▶ **Directions**: Your answer should be every line with the word "Windows", copied from the data below.

▶ **Data in this exercise**:
____________

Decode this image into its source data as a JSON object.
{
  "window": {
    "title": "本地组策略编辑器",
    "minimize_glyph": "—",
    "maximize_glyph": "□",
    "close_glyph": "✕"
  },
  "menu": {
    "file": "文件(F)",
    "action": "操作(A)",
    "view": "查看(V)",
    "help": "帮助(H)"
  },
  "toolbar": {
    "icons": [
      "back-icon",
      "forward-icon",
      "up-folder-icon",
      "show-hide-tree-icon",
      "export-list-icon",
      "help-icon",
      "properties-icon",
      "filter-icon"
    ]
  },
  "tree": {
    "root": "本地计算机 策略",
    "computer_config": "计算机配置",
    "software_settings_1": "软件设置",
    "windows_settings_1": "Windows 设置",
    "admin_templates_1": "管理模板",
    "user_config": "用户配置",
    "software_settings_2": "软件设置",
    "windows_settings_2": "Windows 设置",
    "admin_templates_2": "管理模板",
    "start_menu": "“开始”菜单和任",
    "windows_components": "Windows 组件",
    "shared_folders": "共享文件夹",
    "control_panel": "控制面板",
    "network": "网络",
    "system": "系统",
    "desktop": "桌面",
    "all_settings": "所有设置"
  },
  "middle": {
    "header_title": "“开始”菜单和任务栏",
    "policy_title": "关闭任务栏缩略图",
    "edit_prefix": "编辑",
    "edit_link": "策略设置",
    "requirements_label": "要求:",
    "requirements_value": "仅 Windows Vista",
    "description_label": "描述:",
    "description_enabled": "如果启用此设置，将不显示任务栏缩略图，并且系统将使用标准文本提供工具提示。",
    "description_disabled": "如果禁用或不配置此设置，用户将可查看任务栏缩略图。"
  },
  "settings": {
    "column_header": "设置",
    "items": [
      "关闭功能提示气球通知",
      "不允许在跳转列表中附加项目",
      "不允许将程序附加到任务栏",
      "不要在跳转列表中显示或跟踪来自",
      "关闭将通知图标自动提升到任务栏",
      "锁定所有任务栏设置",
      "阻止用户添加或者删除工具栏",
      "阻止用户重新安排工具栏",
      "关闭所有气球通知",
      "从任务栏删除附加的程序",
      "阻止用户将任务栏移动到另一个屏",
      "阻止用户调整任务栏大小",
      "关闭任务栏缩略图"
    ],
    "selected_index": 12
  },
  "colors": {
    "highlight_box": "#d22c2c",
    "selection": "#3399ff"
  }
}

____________

▶ **Answer box**:
    "windows_settings_1": "Windows 设置",
    "windows_settings_2": "Windows 设置",
    "windows_components": "Windows 组件",
    "requirements_value": "仅 Windows Vista",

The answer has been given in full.